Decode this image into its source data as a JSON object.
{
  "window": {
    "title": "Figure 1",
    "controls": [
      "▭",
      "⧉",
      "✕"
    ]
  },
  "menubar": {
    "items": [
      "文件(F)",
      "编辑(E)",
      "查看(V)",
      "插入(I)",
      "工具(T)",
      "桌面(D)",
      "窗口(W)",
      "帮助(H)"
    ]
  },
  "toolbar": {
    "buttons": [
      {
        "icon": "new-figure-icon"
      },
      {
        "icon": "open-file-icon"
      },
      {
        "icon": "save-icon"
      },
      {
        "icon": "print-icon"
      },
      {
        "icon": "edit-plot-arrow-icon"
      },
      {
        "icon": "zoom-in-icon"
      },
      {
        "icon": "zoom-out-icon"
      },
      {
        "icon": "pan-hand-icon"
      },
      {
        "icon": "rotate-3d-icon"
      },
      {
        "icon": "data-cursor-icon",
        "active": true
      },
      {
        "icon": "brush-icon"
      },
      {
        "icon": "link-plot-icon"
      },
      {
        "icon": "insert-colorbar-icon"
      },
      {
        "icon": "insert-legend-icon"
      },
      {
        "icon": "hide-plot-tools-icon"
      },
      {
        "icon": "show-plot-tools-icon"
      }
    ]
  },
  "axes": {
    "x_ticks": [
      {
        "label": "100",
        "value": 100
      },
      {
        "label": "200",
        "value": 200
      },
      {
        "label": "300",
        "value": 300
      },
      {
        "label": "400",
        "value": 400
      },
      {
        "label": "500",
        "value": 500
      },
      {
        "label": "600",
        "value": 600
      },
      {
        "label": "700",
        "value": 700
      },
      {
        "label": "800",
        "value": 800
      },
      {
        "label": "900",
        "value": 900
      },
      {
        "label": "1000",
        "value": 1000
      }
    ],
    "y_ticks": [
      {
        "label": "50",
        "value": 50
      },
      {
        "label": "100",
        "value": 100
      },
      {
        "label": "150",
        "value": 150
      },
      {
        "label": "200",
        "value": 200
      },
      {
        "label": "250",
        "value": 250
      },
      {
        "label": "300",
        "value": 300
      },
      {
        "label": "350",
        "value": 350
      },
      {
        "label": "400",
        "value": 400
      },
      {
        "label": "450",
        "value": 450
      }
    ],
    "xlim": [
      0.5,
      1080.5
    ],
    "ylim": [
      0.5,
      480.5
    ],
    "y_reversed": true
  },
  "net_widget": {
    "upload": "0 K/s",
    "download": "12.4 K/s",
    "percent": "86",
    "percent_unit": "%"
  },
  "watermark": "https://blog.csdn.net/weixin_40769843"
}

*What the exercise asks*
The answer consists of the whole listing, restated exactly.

*Worked solution*
Decode this image into its source data as a JSON object.
{
  "window": {
    "title": "Figure 1",
    "controls": [
      "▭",
      "⧉",
      "✕"
    ]
  },
  "menubar": {
    "items": [
      "文件(F)",
      "编辑(E)",
      "查看(V)",
      "插入(I)",
      "工具(T)",
      "桌面(D)",
      "窗口(W)",
      "帮助(H)"
    ]
  },
  "toolbar": {
    "buttons": [
      {
        "icon": "new-figure-icon"
      },
      {
        "icon": "open-file-icon"
      },
      {
        "icon": "save-icon"
      },
      {
        "icon": "print-icon"
      },
      {
        "icon": "edit-plot-arrow-icon"
      },
      {
        "icon": "zoom-in-icon"
      },
      {
        "icon": "zoom-out-icon"
      },
      {
        "icon": "pan-hand-icon"
      },
      {
        "icon": "rotate-3d-icon"
      },
      {
        "icon": "data-cursor-icon",
        "active": true
      },
      {
        "icon": "brush-icon"
      },
      {
        "icon": "link-plot-icon"
      },
      {
        "icon": "insert-colorbar-icon"
      },
      {
        "icon": "insert-legend-icon"
      },
      {
        "icon": "hide-plot-tools-icon"
      },
      {
        "icon": "show-plot-tools-icon"
      }
    ]
  },
  "axes": {
    "x_ticks": [
      {
        "label": "100",
        "value": 100
      },
      {
        "label": "200",
        "value": 200
      },
      {
        "label": "300",
        "value": 300
      },
      {
        "label": "400",
        "value": 400
      },
      {
        "label": "500",
        "value": 500
      },
      {
        "label": "600",
        "value": 600
      },
      {
        "label": "700",
        "value": 700
      },
      {
        "label": "800",
        "value": 800
      },
      {
        "label": "900",
        "value": 900
      },
      {
        "label": "1000",
        "value": 1000
      }
    ],
    "y_ticks": [
      {
        "label": "50",
        "value": 50
      },
      {
        "label": "100",
        "value": 100
      },
      {
        "label": "150",
        "value": 150
      },
      {
        "label": "200",
        "value": 200
      },
      {
        "label": "250",
        "value": 250
      },
      {
        "label": "300",
        "value": 300
      },
      {
        "label": "350",
        "value": 350
      },
      {
        "label": "400",
        "value": 400
      },
      {
        "label": "450",
        "value": 450
      }
    ],
    "xlim": [
      0.5,
      1080.5
    ],
    "ylim": [
      0.5,
      480.5
    ],
    "y_reversed": true
  },
  "net_widget": {
    "upload": "0 K/s",
    "download": "12.4 K/s",
    "percent": "86",
    "percent_unit": "%"
  },
  "watermark": "https://blog.csdn.net/weixin_40769843"
}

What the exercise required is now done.